Poet Laureate of the United States Tracy K. Smith and Melissa Davis at ALA

When I really started to think about what my students were having the most problems with, I would have to agree with the findings. The biggest thing my students have problems with is citations, even after instruction and in-class and out-of-class practice. Many of my students don’t seem to understand the difference between an article title and a journal title. They don’t know what those numbers are (volume and issue numbers). They insist on including helpful abbreviations for the volume and page numbers they do include. They don’t want to use a citation generator or get help from the writing lab or from me. I don’t have an instant solution to the citations problem. I’m still trying to figure out how to give citations more time and/or a more practical approach. I have started to be more mindful about the other topics on the need-more-work list as well.

Still, I have to think that the students attending basic LIS classes are more prepared to go to a university than those who don’t, and perhaps other professors (and high school teachers) requiring excellence with citations will help students master this skill. That students are aware of the power of databases and how to use them and that they can navigate a library somewhat successfully is a win in my book.

Getting Real with Augmented Reality with Guest Blogger Becky Nation

By Becky Nation, Avalon Middle School in Santa Rosa County

Through the generous funding of PLAN, I was offered the incredible opportunity to travel to Denver, Colorado for ALA Midwinter 2018. The opportunity to collaborate with other like-minded professionals, participate in sessions introducing new ideas and technologies, and experience the announcing of award-winning authors and books was exhilarating. I came home with so many ideas swirling through my mind competing for attention, but the concept of virtual and augmented realities kept pushing itself back to the forefront.

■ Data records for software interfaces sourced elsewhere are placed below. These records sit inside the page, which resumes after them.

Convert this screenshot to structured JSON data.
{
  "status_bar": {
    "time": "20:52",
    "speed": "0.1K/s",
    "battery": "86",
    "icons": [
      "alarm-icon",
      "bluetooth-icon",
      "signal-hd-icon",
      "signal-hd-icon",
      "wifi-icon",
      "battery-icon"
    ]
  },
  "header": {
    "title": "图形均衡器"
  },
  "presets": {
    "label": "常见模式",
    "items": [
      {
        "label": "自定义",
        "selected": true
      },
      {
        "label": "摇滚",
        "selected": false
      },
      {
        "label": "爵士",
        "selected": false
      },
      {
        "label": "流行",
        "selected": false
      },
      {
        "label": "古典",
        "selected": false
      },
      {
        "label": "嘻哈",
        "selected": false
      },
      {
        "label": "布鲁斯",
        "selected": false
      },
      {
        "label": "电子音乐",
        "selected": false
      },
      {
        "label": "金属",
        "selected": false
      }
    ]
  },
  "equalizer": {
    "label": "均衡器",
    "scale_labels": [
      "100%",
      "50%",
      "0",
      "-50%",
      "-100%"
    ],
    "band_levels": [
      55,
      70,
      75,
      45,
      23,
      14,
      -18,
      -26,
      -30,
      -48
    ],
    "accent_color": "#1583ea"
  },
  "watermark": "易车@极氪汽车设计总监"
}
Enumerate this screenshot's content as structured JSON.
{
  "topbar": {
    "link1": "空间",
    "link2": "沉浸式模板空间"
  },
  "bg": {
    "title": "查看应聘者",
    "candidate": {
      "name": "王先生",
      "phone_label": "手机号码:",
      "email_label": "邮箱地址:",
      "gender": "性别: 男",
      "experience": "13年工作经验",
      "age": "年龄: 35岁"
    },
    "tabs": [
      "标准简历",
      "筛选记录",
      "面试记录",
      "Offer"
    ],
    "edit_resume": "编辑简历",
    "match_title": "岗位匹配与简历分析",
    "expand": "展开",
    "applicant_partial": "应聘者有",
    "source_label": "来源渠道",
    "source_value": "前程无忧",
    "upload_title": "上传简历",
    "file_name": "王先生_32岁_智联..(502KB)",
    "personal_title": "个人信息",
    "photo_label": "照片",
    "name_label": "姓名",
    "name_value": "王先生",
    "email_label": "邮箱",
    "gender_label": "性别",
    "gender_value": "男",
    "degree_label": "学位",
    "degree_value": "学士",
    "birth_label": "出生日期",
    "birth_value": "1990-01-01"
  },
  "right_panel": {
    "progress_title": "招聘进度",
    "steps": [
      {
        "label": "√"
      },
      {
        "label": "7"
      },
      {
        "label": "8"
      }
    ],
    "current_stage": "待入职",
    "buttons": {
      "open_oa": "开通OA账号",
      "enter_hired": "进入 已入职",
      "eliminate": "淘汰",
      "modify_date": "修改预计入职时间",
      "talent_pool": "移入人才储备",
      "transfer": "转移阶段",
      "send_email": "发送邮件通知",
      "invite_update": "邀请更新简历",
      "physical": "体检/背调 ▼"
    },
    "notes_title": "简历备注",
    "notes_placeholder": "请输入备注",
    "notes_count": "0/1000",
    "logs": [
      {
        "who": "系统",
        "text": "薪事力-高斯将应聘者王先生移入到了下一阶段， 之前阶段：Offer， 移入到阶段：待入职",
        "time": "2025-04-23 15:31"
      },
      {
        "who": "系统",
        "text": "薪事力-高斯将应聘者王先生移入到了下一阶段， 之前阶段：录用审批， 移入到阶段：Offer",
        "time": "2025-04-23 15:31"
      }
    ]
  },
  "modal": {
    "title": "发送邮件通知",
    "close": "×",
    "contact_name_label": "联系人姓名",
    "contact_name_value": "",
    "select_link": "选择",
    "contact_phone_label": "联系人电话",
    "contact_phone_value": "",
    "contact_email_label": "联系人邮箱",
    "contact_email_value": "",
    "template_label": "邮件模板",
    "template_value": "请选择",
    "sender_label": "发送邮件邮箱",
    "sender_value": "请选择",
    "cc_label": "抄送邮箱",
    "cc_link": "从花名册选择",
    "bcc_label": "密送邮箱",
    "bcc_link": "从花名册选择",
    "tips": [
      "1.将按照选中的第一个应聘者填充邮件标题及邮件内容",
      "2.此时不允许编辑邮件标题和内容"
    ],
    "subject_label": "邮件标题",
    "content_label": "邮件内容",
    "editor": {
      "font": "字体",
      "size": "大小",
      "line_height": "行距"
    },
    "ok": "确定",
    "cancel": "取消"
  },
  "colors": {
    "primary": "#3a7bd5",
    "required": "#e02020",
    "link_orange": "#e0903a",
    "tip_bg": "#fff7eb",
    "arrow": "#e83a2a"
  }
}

I attended several sessions discussing augmented, virtual, and mixed reality, and although I had heard of these prior to attending the conference, I was incredibly intimidated by these concepts. Big libraries with large budgets presented their mobile virtual reality labs that cost more than I could ever afford. The thought of the financial and technological aspects of taking on such a project crippled me for months. After researching and mulling over options, I finally decided the only way to find out how these technologies work was to use them. Augmented reality would be the jumping off point in my library.

Thinking that I needed to be comfortable with the lesson since the technology aspect would be new for me, I sought a project I currently use that I could enhance to include AR. My students write book reviews each year and deliver them orally. This existing project seemed to readily lend itself to a technology enhancement. I downloaded the free HP Reveal app and watched the tutorial that opened as soon as I downloaded. It guided me through the setup of my first aura. I used my iPad to video my students delivering their book reviews. Then I took a picture of the book cover to use as the trigger that would cue up the video. The HP Reveal app was then used to link the cover trigger to the student’s video. When students download the app and follow my channel, they scan the book and have other students’ book reviews superimpose themselves on the cover of the book where I placed it in the app. Yes, it’s just that easy!

Now that I have figured out how this works, I’m sad I waited so long to interact with this technology. My next steps include a grant proposal asking for tablets to use for recording and linking the books inside HP Reveal. This would allow me to pair students who would video and link their own book reviews for whole classes.